Items from a data source
Content starts
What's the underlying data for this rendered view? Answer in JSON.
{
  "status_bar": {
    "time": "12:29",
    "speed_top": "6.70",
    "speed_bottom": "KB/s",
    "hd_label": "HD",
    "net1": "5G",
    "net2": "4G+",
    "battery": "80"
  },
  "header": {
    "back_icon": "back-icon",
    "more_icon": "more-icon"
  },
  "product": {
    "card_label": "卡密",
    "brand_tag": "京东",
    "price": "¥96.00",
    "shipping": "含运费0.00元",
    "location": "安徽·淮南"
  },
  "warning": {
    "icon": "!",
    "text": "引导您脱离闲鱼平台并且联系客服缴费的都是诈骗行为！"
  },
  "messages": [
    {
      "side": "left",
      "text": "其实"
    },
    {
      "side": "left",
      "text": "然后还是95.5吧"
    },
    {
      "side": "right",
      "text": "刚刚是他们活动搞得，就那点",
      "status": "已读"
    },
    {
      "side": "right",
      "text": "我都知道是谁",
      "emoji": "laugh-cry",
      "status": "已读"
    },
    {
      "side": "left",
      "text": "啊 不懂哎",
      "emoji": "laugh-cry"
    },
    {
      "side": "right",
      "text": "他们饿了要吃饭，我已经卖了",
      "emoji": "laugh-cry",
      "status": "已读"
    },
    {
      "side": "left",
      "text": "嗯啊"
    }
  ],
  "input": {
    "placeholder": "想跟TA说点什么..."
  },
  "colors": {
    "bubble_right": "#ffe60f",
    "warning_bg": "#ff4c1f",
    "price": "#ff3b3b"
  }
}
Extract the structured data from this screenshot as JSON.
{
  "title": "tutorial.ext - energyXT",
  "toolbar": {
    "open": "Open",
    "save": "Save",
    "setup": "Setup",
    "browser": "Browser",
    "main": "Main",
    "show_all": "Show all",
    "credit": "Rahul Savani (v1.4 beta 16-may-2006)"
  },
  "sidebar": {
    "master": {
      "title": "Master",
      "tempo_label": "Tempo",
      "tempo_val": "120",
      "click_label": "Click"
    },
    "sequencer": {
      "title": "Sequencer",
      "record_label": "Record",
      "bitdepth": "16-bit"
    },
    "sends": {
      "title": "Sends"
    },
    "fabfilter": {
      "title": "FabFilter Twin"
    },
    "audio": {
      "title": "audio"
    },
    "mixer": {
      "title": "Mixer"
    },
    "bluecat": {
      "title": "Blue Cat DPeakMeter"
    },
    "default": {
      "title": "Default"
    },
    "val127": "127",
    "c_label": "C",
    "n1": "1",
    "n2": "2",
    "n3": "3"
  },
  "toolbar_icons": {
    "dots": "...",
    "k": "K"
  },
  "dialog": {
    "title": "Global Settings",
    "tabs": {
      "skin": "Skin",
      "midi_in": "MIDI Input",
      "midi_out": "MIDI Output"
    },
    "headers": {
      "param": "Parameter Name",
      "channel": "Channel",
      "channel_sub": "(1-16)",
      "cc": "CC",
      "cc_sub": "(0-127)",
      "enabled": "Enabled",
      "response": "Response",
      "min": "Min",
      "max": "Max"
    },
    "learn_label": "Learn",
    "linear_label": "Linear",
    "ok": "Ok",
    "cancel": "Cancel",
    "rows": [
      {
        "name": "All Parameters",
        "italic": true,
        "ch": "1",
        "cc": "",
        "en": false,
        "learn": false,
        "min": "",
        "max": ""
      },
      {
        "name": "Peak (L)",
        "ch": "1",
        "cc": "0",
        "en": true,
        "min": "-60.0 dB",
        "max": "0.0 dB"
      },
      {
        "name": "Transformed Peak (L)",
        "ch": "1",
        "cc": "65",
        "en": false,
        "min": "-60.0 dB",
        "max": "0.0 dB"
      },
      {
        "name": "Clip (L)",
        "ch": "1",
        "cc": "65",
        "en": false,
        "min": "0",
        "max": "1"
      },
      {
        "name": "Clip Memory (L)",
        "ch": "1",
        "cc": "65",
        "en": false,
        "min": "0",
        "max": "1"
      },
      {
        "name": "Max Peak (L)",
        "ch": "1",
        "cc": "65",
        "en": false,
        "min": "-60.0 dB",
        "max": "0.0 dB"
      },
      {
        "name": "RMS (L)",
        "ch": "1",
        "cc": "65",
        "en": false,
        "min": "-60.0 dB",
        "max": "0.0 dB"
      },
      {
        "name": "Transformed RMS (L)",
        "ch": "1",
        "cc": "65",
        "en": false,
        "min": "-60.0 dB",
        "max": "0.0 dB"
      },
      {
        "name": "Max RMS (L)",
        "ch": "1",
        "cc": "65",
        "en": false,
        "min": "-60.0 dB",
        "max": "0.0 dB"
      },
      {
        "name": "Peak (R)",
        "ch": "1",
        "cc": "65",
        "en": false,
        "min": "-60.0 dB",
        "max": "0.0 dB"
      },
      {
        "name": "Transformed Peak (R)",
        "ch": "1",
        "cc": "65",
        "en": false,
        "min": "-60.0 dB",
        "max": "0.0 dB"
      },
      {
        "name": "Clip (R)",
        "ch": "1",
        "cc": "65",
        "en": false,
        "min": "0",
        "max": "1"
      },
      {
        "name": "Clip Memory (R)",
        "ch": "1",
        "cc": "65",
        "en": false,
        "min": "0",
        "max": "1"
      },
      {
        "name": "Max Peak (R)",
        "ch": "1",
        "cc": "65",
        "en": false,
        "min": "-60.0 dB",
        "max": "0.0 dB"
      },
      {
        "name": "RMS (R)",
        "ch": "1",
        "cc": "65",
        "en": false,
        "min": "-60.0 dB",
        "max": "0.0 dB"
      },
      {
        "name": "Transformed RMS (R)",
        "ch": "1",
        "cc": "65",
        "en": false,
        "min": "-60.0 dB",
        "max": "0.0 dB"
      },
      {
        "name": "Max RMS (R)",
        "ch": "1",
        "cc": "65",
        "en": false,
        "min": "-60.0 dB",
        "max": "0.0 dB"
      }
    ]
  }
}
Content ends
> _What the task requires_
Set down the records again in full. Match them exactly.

> _Expected answer_
What's the underlying data for this rendered view? Answer in JSON.
{
  "status_bar": {
    "time": "12:29",
    "speed_top": "6.70",
    "speed_bottom": "KB/s",
    "hd_label": "HD",
    "net1": "5G",
    "net2": "4G+",
    "battery": "80"
  },
  "header": {
    "back_icon": "back-icon",
    "more_icon": "more-icon"
  },
  "product": {
    "card_label": "卡密",
    "brand_tag": "京东",
    "price": "¥96.00",
    "shipping": "含运费0.00元",
    "location": "安徽·淮南"
  },
  "warning": {
    "icon": "!",
    "text": "引导您脱离闲鱼平台并且联系客服缴费的都是诈骗行为！"
  },
  "messages": [
    {
      "side": "left",
      "text": "其实"
    },
    {
      "side": "left",
      "text": "然后还是95.5吧"
    },
    {
      "side": "right",
      "text": "刚刚是他们活动搞得，就那点",
      "status": "已读"
    },
    {
      "side": "right",
      "text": "我都知道是谁",
      "emoji": "laugh-cry",
      "status": "已读"
    },
    {
      "side": "left",
      "text": "啊 不懂哎",
      "emoji": "laugh-cry"
    },
    {
      "side": "right",
      "text": "他们饿了要吃饭，我已经卖了",
      "emoji": "laugh-cry",
      "status": "已读"
    },
    {
      "side": "left",
      "text": "嗯啊"
    }
  ],
  "input": {
    "placeholder": "想跟TA说点什么..."
  },
  "colors": {
    "bubble_right": "#ffe60f",
    "warning_bg": "#ff4c1f",
    "price": "#ff3b3b"
  }
}
Extract the structured data from this screenshot as JSON.
{
  "title": "tutorial.ext - energyXT",
  "toolbar": {
    "open": "Open",
    "save": "Save",
    "setup": "Setup",
    "browser": "Browser",
    "main": "Main",
    "show_all": "Show all",
    "credit": "Rahul Savani (v1.4 beta 16-may-2006)"
  },
  "sidebar": {
    "master": {
      "title": "Master",
      "tempo_label": "Tempo",
      "tempo_val": "120",
      "click_label": "Click"
    },
    "sequencer": {
      "title": "Sequencer",
      "record_label": "Record",
      "bitdepth": "16-bit"
    },
    "sends": {
      "title": "Sends"
    },
    "fabfilter": {
      "title": "FabFilter Twin"
    },
    "audio": {
      "title": "audio"
    },
    "mixer": {
      "title": "Mixer"
    },
    "bluecat": {
      "title": "Blue Cat DPeakMeter"
    },
    "default": {
      "title": "Default"
    },
    "val127": "127",
    "c_label": "C",
    "n1": "1",
    "n2": "2",
    "n3": "3"
  },
  "toolbar_icons": {
    "dots": "...",
    "k": "K"
  },
  "dialog": {
    "title": "Global Settings",
    "tabs": {
      "skin": "Skin",
      "midi_in": "MIDI Input",
      "midi_out": "MIDI Output"
    },
    "headers": {
      "param": "Parameter Name",
      "channel": "Channel",
      "channel_sub": "(1-16)",
      "cc": "CC",
      "cc_sub": "(0-127)",
      "enabled": "Enabled",
      "response": "Response",
      "min": "Min",
      "max": "Max"
    },
    "learn_label": "Learn",
    "linear_label": "Linear",
    "ok": "Ok",
    "cancel": "Cancel",
    "rows": [
      {
        "name": "All Parameters",
        "italic": true,
        "ch": "1",
        "cc": "",
        "en": false,
        "learn": false,
        "min": "",
        "max": ""
      },
      {
        "name": "Peak (L)",
        "ch": "1",
        "cc": "0",
        "en": true,
        "min": "-60.0 dB",
        "max": "0.0 dB"
      },
      {
        "name": "Transformed Peak (L)",
        "ch": "1",
        "cc": "65",
        "en": false,
        "min": "-60.0 dB",
        "max": "0.0 dB"
      },
      {
        "name": "Clip (L)",
        "ch": "1",
        "cc": "65",
        "en": false,
        "min": "0",
        "max": "1"
      },
      {
        "name": "Clip Memory (L)",
        "ch": "1",
        "cc": "65",
        "en": false,
        "min": "0",
        "max": "1"
      },
      {
        "name": "Max Peak (L)",
        "ch": "1",
        "cc": "65",
        "en": false,
        "min": "-60.0 dB",
        "max": "0.0 dB"
      },
      {
        "name": "RMS (L)",
        "ch": "1",
        "cc": "65",
        "en": false,
        "min": "-60.0 dB",
        "max": "0.0 dB"
      },
      {
        "name": "Transformed RMS (L)",
        "ch": "1",
        "cc": "65",
        "en": false,
        "min": "-60.0 dB",
        "max": "0.0 dB"
      },
      {
        "name": "Max RMS (L)",
        "ch": "1",
        "cc": "65",
        "en": false,
        "min": "-60.0 dB",
        "max": "0.0 dB"
      },
      {
        "name": "Peak (R)",
        "ch": "1",
        "cc": "65",
        "en": false,
        "min": "-60.0 dB",
        "max": "0.0 dB"
      },
      {
        "name": "Transformed Peak (R)",
        "ch": "1",
        "cc": "65",
        "en": false,
        "min": "-60.0 dB",
        "max": "0.0 dB"
      },
      {
        "name": "Clip (R)",
        "ch": "1",
        "cc": "65",
        "en": false,
        "min": "0",
        "max": "1"
      },
      {
        "name": "Clip Memory (R)",
        "ch": "1",
        "cc": "65",
        "en": false,
        "min": "0",
        "max": "1"
      },
      {
        "name": "Max Peak (R)",
        "ch": "1",
        "cc": "65",
        "en": false,
        "min": "-60.0 dB",
        "max": "0.0 dB"
      },
      {
        "name": "RMS (R)",
        "ch": "1",
        "cc": "65",
        "en": false,
        "min": "-60.0 dB",
        "max": "0.0 dB"
      },
      {
        "name": "Transformed RMS (R)",
        "ch": "1",
        "cc": "65",
        "en": false,
        "min": "-60.0 dB",
        "max": "0.0 dB"
      },
      {
        "name": "Max RMS (R)",
        "ch": "1",
        "cc": "65",
        "en": false,
        "min": "-60.0 dB",
        "max": "0.0 dB"
      }
    ]
  }
}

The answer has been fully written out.